EXERCISE INPUTS →
'''

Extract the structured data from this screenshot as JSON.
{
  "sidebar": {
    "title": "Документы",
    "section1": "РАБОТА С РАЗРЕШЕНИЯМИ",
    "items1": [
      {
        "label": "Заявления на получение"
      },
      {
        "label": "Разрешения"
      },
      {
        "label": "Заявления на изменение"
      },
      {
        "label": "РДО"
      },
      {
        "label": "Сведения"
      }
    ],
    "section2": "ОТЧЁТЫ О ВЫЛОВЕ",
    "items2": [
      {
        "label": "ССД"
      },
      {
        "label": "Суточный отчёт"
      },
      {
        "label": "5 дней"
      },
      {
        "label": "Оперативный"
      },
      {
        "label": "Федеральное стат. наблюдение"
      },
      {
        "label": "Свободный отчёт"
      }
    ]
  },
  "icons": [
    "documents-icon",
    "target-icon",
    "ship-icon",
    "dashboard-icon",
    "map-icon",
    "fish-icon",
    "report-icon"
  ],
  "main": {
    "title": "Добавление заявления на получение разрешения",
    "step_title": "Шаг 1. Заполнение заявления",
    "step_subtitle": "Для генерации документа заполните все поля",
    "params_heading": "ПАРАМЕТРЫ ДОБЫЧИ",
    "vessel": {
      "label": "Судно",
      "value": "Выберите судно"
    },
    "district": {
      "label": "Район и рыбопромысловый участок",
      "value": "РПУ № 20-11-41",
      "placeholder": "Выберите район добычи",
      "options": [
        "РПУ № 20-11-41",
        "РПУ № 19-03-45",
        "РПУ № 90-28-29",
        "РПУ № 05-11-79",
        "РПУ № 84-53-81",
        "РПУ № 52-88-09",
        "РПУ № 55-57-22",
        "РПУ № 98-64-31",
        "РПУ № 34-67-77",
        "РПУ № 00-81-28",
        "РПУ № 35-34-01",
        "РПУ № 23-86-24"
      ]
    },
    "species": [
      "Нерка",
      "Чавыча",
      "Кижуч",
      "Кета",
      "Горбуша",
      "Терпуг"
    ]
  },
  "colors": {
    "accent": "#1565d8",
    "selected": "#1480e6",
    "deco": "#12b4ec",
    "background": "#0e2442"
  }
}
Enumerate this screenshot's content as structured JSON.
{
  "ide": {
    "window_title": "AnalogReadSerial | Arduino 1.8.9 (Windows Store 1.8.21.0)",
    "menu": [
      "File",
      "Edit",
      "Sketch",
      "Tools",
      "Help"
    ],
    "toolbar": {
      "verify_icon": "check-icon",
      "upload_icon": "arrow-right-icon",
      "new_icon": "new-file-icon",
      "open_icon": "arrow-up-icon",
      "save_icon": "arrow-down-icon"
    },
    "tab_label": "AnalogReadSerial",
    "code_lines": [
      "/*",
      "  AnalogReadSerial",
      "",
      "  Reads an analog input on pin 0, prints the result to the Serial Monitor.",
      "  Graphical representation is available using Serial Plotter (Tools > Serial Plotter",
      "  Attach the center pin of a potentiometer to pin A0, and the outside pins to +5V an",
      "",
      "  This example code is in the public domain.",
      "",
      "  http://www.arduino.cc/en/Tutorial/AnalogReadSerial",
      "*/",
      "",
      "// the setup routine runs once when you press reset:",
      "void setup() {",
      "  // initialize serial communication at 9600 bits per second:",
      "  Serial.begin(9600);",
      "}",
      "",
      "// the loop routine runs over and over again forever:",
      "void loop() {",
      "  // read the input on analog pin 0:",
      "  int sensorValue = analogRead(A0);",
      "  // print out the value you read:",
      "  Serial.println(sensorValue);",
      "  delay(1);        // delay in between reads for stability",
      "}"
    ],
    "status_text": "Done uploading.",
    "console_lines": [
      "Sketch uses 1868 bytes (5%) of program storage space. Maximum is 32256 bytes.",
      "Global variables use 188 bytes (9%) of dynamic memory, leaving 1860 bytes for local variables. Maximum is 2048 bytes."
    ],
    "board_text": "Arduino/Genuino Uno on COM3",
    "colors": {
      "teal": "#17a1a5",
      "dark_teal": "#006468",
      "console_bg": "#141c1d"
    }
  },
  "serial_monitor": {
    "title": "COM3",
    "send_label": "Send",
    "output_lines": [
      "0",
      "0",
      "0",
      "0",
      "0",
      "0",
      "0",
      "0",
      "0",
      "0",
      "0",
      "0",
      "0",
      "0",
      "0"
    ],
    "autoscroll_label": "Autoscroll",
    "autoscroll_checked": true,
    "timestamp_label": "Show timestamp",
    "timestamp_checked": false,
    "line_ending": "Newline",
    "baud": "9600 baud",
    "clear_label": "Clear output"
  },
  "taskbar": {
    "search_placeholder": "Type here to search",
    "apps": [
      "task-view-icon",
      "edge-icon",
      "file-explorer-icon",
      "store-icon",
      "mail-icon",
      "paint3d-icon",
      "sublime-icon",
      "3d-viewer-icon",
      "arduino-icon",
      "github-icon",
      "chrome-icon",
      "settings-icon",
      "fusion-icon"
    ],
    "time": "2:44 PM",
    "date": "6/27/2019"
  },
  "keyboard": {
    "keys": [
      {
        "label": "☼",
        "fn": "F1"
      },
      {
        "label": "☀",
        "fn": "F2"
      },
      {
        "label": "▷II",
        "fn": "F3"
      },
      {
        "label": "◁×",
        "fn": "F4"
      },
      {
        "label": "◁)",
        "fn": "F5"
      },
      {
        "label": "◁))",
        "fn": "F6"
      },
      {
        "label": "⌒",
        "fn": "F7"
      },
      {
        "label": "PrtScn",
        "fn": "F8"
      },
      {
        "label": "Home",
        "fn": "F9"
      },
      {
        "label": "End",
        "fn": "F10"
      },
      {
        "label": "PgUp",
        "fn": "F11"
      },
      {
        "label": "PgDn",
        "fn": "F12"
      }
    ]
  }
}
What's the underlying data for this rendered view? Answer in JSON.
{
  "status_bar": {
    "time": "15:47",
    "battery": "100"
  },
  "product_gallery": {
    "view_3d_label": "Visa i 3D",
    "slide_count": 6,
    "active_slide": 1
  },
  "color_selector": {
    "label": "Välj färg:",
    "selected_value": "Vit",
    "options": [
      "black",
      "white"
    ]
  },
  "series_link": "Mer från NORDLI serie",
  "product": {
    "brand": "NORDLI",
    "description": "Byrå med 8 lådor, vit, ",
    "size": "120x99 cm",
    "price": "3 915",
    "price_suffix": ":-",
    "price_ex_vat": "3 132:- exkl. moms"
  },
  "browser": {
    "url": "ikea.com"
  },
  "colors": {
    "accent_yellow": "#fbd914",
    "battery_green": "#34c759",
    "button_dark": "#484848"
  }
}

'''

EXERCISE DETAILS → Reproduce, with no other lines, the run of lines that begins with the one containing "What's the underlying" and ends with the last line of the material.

WORKED SOLUTION →
What's the underlying data for this rendered view? Answer in JSON.
{
  "status_bar": {
    "time": "15:47",
    "battery": "100"
  },
  "product_gallery": {
    "view_3d_label": "Visa i 3D",
    "slide_count": 6,
    "active_slide": 1
  },
  "color_selector": {
    "label": "Välj färg:",
    "selected_value": "Vit",
    "options": [
      "black",
      "white"
    ]
  },
  "series_link": "Mer från NORDLI serie",
  "product": {
    "brand": "NORDLI",
    "description": "Byrå med 8 lådor, vit, ",
    "size": "120x99 cm",
    "price": "3 915",
    "price_suffix": ":-",
    "price_ex_vat": "3 132:- exkl. moms"
  },
  "browser": {
    "url": "ikea.com"
  },
  "colors": {
    "accent_yellow": "#fbd914",
    "battery_green": "#34c759",
    "button_dark": "#484848"
  }
}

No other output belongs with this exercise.